GASoph1. The combination of forms is necessary for the possibility of statement.
GASoph2. Statement is possible.
GASoph3. So the forms combine.
Hestir proposes that the investigation of the kinds being, difference and same in the Sophist reveals, first, that forms must combine with other forms if they are to exist at all, and, second, that forms must combine with other beings in ontic predications to ground true statements.
An efficient formulation, and one which displays the various connections of interest to Hestir, can be found in the following account of truth for a statement:
STATE: The statement 's is f' is true ↔ the form signified by 'f' has being in the case of the subject named by 's' (218).

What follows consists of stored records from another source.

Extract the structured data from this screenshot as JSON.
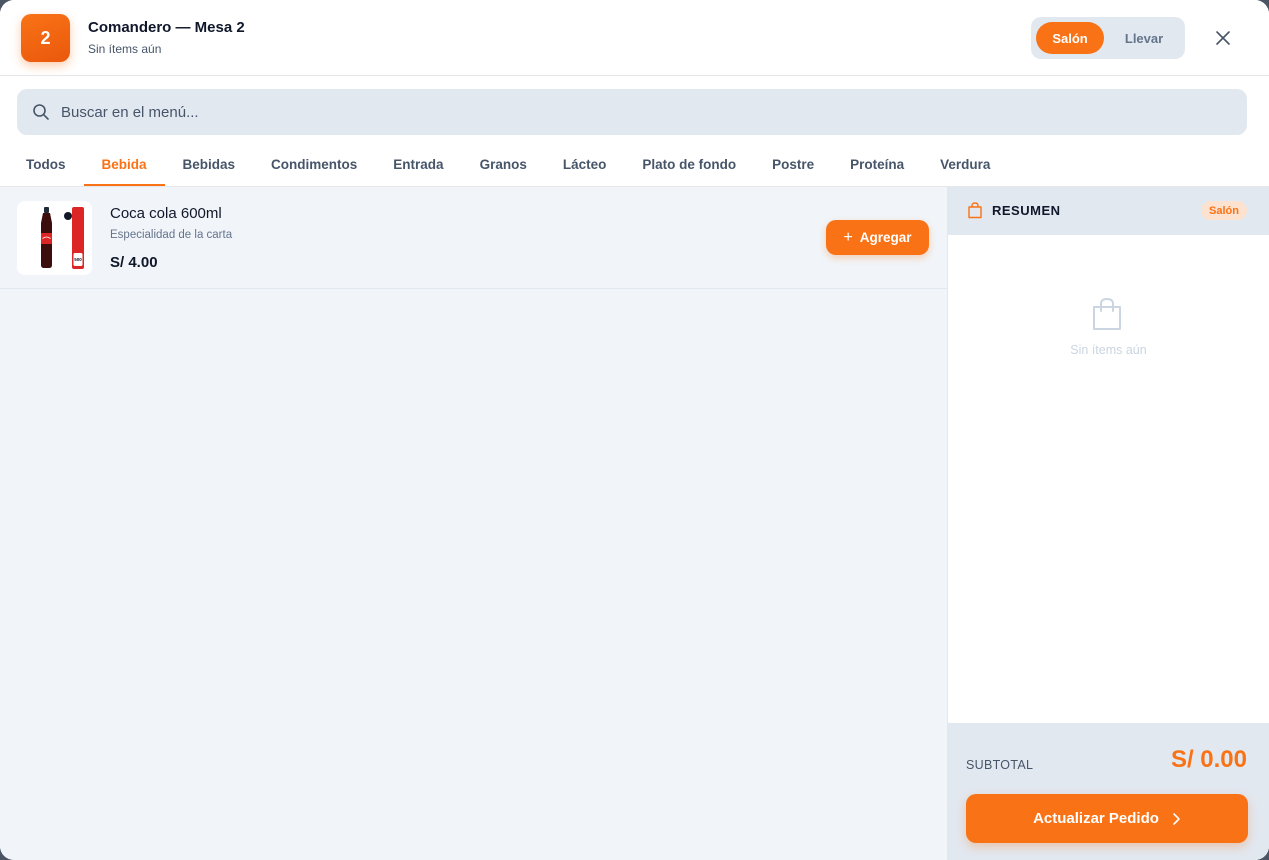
{
  "header": {
    "table_number": "2",
    "title": "Comandero — Mesa 2",
    "subtitle": "Sin ítems aún",
    "mode_options": [
      "Salón",
      "Llevar"
    ],
    "mode_selected": "Salón"
  },
  "search": {
    "placeholder": "Buscar en el menú..."
  },
  "tabs": {
    "items": [
      "Todos",
      "Bebida",
      "Bebidas",
      "Condimentos",
      "Entrada",
      "Granos",
      "Lácteo",
      "Plato de fondo",
      "Postre",
      "Proteína",
      "Verdura"
    ],
    "active": "Bebida"
  },
  "menu": {
    "items": [
      {
        "name": "Coca cola 600ml",
        "description": "Especialidad de la carta",
        "price": "S/ 4.00",
        "add_label": "Agregar",
        "thumb_label": "500"
      }
    ]
  },
  "summary": {
    "title": "RESUMEN",
    "mode_badge": "Salón",
    "empty_text": "Sin ítems aún",
    "subtotal_label": "SUBTOTAL",
    "subtotal_value": "S/ 0.00",
    "submit_label": "Actualizar Pedido"
  },
  "colors": {
    "accent": "#f97316",
    "panel_bg": "#e2e8f0",
    "list_bg": "#f1f5f9"
  },
  "icons": {
    "search": "search-icon",
    "close": "close-icon",
    "bag": "shopping-bag-icon",
    "plus": "plus-icon",
    "chevron": "chevron-right-icon"
  }
}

Truth (or falsity) requires, first of all, a statement, something truth-evaluable. A simple list of words is not a candidate for being true (or false). The Sophist proposes that some types of terms, names (onomata), must be capable of fitting together with other types of terms, verbs or predicates (rhêmata), to produce statements (logoi). Statements "accomplish something" by asserting or denying. Both 'Theaetetus is sitting' and 'Theatetus is flying' are statements. Both are realizations of the capacities of certain words to combine. But one is true and the other false. The first has the property of being true, since in its case the entities designated by the words in the statement are in fact combined as the statement asserts. The second is false since, although it successfully asserts something, the metaphysical conditions on truth are not satisfied.

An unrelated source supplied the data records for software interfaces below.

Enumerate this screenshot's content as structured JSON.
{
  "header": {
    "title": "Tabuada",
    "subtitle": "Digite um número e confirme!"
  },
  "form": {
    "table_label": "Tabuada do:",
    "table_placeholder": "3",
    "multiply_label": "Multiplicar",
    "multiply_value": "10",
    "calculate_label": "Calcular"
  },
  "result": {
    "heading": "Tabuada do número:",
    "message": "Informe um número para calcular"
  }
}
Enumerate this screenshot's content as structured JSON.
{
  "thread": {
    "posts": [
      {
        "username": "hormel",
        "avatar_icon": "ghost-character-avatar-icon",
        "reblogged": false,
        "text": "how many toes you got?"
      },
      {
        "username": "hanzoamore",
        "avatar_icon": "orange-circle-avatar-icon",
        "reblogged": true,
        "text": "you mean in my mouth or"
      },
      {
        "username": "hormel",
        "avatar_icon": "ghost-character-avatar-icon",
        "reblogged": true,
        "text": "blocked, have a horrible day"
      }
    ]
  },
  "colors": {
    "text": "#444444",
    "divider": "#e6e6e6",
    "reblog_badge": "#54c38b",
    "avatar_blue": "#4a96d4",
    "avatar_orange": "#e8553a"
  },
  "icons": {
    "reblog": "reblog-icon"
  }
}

'Theaetetus is sitting' is true if and only if the form sitting has being in the case of Theaetetus. Hestir explains:
that sitting is available as a form means that it must be combined with at least being, same, and different prior to entering into a relation with Theaetetus. Such combination is necessary for sitting being a being, being self-identical and being different from other things. That sitting holds of Theatetus requires these combinations in addition to the straightforward participation of Theaetetus in sitting (146).
In the example, truth depends on 'sitting' signifying the form sitting, 'Theaetetus' naming Theatetus and on the form sitting having being relative to the perceptible Theaetetus. The account of truth which Hestir reconstructs accords priority to properties of subjects, to the forms predicated of a subject. Since the form f makes something else to be f (and not vice versa), the f's having being relative to s is the truthmaking condition for 's is f.'
For Plato, truth depends on being. Statements are true in virtue of the world being a certain way, in virtue of highly complex metaphysical structures and relations. The kind being (along with other kinds) ensures that forms exist and makes possible the combination of forms with other beings in ontic predications. But, according to Hestir, the Sophist's substantive realist conditions on truth do not require additional, "seriously dyadic" relations of correspondence or congruence between statements and facts. Truth requires structured being. But, Hestir suggests, truth is not defined in terms of any isomorphism or mirroring relation between statements and reality.
Blake Hestir's scholarship has consistently encouraged readers of Plato and Aristotle to pay closer attention to the rich, sometimes unexpected details of their conceptions of truth and falsity. This book is an accomplished, welcome extension of Hestir's efforts to date. I especially appreciated the impressive engagement with the Sophist's metaphysics and the patient accounting of Plato's conception of truth. For students of Plato's semantics and metaphysics more generally, Hestir's book offers lots of food for thought. I highly recommend it.
While focusing primarily on Plato’s willingness to predicate truth of correct statements, Hestir acknowledges that Plato also seems to think that truth simply is being (5, 235ff.).